Monday, 6 April 2015

Why I'm running the London Marathon 2015

by Ian Lowe

I guess I’ll start by telling you a bit about myself and my connection to VHL. My name is Ian, I’m a 25 year old accountant from Manchester and I’m currently training for the London Marathon in memory of one of my closest friends, Scott, who lost his battle against VHL in 2012 at the age of 23.

It’s difficult to write everything I want to say about Scott and the impact his ordeal has had on my life without it turning into a novel, but I will give it a try.

First of all, I want to make it clear that Scott’s case was unique and one of the most severe examples of VHL that I’m aware of, so please don’t think this is how VHL would normally affect someone -  because it most definitely doesn’t.

Like most people with VHL, Scott was completely unaware of his condition - or VHL, for that matter - for the majority of his short life. He was 17 before his condition was discovered by what, at the time, seemed to be a complete accident. He was at home alone, when he lost balance and hit his head on a radiator. After regaining consciousness, he ran to the local hospital, where scans revealed the tumours growing in his brain and down his spine. It later turned out that the loss of balance was due to his condition.

This was the beginning of Scott’s futile battle - and it instantly changed his life. He was forced to drop out of his Uniformed Services course at College and, despite being eligible for disability benefit, he chose to take a job at his local ASDA store.

Rather than take you through all of the treatment, operations and endless weeks spent in hospital, I'd rather discuss the impact he’s had on myself and those closest to him. As you can tell, Scott didn’t take his condition lying down, fighting to keep every ability, freedom and so many things that we all take for granted. Never accepting the easiest option.

Scott with his mother Margaret
Towards the end, Scott was unfortunately blind and unable to stand up. Instead of him complaining, we walked to the pub, with him in his wheelchair. It may not seem like much, but it was a big effort for him to get there and - sometimes quite a painful journey, too. That was his approach, though: he soldiered on through whatever was required to retain as much freedom and independency as possible.

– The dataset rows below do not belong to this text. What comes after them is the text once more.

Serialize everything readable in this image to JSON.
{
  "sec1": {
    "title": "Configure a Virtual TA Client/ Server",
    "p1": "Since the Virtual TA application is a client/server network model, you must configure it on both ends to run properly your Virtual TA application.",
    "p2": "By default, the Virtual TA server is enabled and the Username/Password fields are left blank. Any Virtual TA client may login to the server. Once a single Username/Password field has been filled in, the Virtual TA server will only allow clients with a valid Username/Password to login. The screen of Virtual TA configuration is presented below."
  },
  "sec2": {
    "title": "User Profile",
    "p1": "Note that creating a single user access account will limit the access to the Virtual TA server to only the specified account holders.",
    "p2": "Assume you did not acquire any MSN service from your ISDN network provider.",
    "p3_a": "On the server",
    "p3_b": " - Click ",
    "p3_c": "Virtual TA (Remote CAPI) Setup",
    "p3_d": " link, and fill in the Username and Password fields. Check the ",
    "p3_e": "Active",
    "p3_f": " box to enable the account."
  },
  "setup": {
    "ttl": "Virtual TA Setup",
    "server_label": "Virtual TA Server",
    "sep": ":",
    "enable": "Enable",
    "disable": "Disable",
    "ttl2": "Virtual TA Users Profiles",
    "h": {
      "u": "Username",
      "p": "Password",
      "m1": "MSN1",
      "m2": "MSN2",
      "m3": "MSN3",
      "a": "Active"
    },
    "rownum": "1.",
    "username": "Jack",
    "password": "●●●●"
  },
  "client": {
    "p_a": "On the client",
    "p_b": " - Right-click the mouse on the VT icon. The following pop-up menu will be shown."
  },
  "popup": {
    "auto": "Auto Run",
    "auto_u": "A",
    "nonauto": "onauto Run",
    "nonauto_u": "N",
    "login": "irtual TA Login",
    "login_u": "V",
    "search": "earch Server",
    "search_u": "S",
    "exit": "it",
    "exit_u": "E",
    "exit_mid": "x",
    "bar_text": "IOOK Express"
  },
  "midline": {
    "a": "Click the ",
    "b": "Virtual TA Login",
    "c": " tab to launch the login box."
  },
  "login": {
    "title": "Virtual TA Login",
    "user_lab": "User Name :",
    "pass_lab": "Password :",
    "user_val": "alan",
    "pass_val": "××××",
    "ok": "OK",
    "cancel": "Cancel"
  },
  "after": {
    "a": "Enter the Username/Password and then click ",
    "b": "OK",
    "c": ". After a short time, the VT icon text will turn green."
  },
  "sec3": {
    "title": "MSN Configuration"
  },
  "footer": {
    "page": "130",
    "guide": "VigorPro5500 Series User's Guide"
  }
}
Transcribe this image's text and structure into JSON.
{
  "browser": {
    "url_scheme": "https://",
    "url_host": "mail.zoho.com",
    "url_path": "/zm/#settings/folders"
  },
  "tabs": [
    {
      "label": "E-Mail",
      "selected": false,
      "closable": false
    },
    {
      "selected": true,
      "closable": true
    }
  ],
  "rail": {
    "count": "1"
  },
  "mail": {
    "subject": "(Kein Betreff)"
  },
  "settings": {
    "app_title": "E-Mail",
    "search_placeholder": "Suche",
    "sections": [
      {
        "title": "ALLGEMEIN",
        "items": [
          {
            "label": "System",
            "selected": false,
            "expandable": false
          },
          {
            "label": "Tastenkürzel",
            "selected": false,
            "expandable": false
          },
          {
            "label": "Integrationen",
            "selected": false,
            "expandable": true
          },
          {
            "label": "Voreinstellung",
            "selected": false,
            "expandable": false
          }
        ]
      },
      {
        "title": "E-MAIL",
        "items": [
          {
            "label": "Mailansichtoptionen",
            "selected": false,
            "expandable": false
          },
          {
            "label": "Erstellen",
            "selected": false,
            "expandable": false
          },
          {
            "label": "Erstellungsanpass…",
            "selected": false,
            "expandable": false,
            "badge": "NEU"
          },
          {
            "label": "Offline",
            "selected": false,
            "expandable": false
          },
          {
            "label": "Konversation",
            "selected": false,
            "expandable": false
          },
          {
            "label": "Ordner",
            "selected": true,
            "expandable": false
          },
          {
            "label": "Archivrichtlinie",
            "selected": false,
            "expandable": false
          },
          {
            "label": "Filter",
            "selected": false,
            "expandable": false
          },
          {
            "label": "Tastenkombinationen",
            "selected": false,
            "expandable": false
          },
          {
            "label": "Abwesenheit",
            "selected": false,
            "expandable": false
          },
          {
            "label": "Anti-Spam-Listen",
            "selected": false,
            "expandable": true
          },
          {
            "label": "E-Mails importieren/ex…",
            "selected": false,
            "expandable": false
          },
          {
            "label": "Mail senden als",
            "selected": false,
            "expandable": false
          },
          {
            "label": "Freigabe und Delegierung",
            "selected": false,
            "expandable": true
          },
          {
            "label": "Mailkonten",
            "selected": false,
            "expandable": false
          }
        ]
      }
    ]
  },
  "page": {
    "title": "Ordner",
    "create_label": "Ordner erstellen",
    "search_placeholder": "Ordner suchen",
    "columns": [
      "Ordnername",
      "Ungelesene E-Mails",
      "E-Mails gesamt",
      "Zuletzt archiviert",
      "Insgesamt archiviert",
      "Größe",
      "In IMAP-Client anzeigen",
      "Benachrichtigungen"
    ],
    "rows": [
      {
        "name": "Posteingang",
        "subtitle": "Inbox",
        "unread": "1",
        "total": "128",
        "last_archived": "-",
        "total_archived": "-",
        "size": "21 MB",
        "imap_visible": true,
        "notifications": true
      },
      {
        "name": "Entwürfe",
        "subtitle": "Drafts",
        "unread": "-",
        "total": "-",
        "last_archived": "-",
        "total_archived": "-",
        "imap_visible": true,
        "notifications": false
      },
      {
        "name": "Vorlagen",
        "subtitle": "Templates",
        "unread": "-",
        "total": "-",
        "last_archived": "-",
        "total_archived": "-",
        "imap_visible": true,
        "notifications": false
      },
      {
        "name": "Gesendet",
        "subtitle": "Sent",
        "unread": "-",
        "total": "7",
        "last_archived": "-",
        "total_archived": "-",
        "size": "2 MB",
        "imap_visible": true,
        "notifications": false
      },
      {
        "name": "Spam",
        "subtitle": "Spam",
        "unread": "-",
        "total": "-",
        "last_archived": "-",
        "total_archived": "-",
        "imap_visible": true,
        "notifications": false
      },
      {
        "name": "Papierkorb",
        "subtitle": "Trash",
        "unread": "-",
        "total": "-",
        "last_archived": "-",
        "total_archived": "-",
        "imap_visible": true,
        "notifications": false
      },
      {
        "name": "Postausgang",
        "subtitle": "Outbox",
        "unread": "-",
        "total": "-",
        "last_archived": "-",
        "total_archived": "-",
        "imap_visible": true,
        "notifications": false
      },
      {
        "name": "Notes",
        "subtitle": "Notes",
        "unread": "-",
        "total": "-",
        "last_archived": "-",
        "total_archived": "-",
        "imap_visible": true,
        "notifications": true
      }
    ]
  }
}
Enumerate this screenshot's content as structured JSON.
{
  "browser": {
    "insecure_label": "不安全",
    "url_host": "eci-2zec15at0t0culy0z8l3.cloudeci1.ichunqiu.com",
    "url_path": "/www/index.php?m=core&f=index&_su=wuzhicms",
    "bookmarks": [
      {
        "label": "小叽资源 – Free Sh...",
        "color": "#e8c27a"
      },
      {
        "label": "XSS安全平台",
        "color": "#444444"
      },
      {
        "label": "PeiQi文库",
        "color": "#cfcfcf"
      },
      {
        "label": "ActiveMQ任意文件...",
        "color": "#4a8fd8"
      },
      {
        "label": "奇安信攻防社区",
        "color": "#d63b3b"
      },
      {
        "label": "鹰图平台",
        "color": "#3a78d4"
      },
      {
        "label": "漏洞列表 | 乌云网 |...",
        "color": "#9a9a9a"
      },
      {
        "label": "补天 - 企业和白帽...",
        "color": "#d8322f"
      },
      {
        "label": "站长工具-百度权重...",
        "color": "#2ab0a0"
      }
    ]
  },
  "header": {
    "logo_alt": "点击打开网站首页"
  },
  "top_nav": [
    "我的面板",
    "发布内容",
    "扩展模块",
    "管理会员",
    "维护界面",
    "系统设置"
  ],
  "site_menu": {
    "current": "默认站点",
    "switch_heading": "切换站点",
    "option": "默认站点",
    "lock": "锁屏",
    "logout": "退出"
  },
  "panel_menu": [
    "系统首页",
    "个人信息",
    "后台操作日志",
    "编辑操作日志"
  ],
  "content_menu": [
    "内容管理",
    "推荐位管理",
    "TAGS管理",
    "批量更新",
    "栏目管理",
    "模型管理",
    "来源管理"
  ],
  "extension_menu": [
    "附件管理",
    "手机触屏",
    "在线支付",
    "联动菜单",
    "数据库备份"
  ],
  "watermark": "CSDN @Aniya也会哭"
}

Personally, I’ve witnessed some of the most heart-warming acts of kindness and seen a family grow stronger to deal with this most devastating case of VHL. Scott had many ups and downs, but we spent most of the time laughing through it. He took advantage of the services offered by numerous charities, which made things easier during times of need, and which also gave him things to look forward to, such as a trip to attend the filming of Celebrity Juice.

In all honesty, my entire outlook on life changed, thanks to Scott’s approach to his condition, his family and those closest to him - and also to myself at that time. If I ever encounter a problem in life - something usually deemed important by many, such as not being able to afford a holiday this year or that my laptop won’t work - I simply remember Scott, and any aspect of what he went through to, realise just how insignificant my problems are in comparison.

As I mentioned at the beginning, I am currently training for the London Marathon, which takes place on the 26th April 2015. While I’ve always played sport, I’ve never been a keen runner and the furthest distance I’ve ever knowingly run is 10km. Needless to say, training has been tough and my feet are paying for it as we come to the longest training distances.

Although I've had amazing support from everyone, especially my family, I have been close to giving up many times while on the longer runs. Again, when I get to that point, I simply remember Scott and the real pain that he suffered. And then I just get on with it...

 Sponsor IanI’m now looking forward to representing Scott in London, and I’ve got his name written boldly across my running vest for good measure. I’m not ashamed to admit that, while running alone, I’ve imagined crossing the finishing line in London and been quite emotional. I hope to keep it together when I hopefully do it for real, but I’m well aware that I wouldn’t be the person I am today without him, so have no problem with showing the world just how much of an effect he’s had on my life.

I’m not sure what you will take away from reading this, I imagine it really all depends on your own circumstances. If I had the choice, and it may be a cliché, but I’d like to think it would encourage you to never take anything or anyone for granted - as we never know what could happen tomorrow.

Also, the way you approach every situation, especially the bad ones, leaves a lasting impact on those involved, even if you don’t know them. Although it’s common for funerals to be packed to the rafters when someone passes away far too young, Scott still has a lasting impact on people three years on. If you were to look at his Facebook profile, it still receives regular messages from a vast array of people. His photo was hung up at ASDA by his colleagues and remains there to this day, with the caption “One in a million”. The same can be said of the website set up to raise awareness and spread his story, which has consistently received views since day one.

If I can have even half of the impact that Scott’s had on so many, then I’ll be a proud man.

Ian is running the London Marathon on 26th April 2015 for Help the Hospices, click here to sponsor him.

To visit Ian's website and to find out more about Scott's story click here.